can result from damage done to the liver by the hepatitis C virus.
There is no cure or vaccine for hepatitis C. There is only prevention. If you wish to avoid becoming infected with hepatitis C, take the following prevention steps:
Hepatitis C Prevention Tip 1: Do not use intravenous drugs. If you shoot drugs, stop and seek the help of a treatment program. If you can’t stop, never share needles, syringes, water. Get vaccinated against hepatitis A & B.
Hepatitis C Prevention Tip 2: Do not share personal care items that might have blood on them, like razors and toothbrushes.
Hepatitis C Prevention Tip 3: If you are a health care or public safety worker, always follow routine barrier precautions. Be sure to handle needles and other sharp objects carefully and safely.
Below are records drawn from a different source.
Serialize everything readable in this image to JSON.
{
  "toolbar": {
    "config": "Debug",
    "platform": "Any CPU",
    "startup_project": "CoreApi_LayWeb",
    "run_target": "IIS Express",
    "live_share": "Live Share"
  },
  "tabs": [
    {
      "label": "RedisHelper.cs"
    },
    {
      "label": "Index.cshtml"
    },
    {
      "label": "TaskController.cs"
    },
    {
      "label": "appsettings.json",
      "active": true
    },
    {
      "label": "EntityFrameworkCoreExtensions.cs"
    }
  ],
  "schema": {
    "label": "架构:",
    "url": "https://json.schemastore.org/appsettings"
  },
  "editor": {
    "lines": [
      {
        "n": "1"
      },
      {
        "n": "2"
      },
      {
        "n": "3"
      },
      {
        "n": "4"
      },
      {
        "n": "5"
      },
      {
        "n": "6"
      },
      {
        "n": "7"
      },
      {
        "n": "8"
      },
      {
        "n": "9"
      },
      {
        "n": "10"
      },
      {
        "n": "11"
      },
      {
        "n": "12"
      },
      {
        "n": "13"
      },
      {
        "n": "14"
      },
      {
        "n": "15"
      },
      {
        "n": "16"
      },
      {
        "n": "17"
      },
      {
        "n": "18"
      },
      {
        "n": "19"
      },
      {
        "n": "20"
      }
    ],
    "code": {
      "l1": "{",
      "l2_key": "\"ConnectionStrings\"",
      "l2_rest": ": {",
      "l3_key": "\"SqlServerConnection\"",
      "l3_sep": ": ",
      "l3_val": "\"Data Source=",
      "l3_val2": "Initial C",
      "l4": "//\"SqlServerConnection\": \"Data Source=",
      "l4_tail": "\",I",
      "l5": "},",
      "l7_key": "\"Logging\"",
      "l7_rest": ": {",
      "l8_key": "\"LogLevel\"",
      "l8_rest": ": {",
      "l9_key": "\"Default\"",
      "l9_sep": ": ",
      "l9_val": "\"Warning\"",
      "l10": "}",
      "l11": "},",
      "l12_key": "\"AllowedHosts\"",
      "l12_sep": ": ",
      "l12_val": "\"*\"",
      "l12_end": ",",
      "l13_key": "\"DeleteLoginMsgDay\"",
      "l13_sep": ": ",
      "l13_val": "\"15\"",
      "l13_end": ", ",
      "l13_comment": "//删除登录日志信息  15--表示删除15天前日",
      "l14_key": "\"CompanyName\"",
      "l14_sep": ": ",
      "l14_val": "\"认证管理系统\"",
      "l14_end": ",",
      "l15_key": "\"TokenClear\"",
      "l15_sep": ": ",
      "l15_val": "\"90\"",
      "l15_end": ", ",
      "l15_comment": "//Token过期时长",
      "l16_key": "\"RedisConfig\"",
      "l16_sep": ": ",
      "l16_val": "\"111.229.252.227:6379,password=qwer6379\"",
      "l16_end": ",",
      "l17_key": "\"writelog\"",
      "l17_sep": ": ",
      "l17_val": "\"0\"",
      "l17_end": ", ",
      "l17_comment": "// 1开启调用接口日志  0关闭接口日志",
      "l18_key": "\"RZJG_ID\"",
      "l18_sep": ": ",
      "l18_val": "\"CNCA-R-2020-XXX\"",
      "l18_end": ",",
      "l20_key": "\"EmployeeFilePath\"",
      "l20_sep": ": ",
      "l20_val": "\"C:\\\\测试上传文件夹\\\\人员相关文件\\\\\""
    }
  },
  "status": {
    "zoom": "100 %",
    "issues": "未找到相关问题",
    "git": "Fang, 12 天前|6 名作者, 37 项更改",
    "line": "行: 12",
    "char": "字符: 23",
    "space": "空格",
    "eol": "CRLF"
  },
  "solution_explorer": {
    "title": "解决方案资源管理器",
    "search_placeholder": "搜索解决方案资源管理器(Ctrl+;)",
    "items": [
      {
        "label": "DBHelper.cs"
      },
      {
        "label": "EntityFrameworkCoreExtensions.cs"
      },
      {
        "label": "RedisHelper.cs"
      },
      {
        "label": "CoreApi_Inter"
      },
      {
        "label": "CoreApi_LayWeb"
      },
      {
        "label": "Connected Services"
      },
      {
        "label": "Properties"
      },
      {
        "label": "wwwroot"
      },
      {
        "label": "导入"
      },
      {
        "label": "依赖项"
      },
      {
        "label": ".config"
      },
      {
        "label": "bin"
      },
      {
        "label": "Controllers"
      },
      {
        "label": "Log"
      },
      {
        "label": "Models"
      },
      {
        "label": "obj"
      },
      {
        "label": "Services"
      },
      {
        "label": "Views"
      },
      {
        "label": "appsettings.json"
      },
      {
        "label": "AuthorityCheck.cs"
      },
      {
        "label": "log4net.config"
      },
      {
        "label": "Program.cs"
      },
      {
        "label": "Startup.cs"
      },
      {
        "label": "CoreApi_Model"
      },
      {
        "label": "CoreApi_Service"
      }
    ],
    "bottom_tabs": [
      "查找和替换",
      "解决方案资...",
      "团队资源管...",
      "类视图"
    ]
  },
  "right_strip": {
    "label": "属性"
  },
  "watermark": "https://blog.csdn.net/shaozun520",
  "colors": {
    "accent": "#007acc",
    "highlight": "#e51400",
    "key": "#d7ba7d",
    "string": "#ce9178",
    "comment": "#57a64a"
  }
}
Get vaccinated against hepatitis B.
Hepatitis C Prevention Tip 4: If you are thinking about getting a tattoo or having a body part pierced, be extremely careful. You might get infected if the tools have someone else’s blood.
Hepatitis C Prevention Tip 5: Hepatitis C can be spread by sexual contact, but this is rare. If you are having sex with more than one steady sex partner, it’s recommended that you use latex condoms correctly, and use them every time you have intercourse. You should also get vaccinated against hepatitis B. If you are HCV positive, do not donate blood, organs, or tissue.
Some patients with hepatitis C benefit from treatment with interferon alpha or a combination of interferon alpha and ribavirin.
Rest may be recommended during the acute phase of the disease when the symptoms are most severe.
People with hepatitis C should also be careful not to take vitamins, nutritional supplements, or new over-the-counter medications without first discussing it
with a doctor.
Any substance that’s toxic to the liver, or hepatotoxic, can be dangerous for someone who has been infected by hepatitis C. You should stop drinking alcohol. Even moderate amounts of alcohol can be dangerous because they speed up the progression of hepatitis C. Alcohol reduces the effectiveness of hepatitis C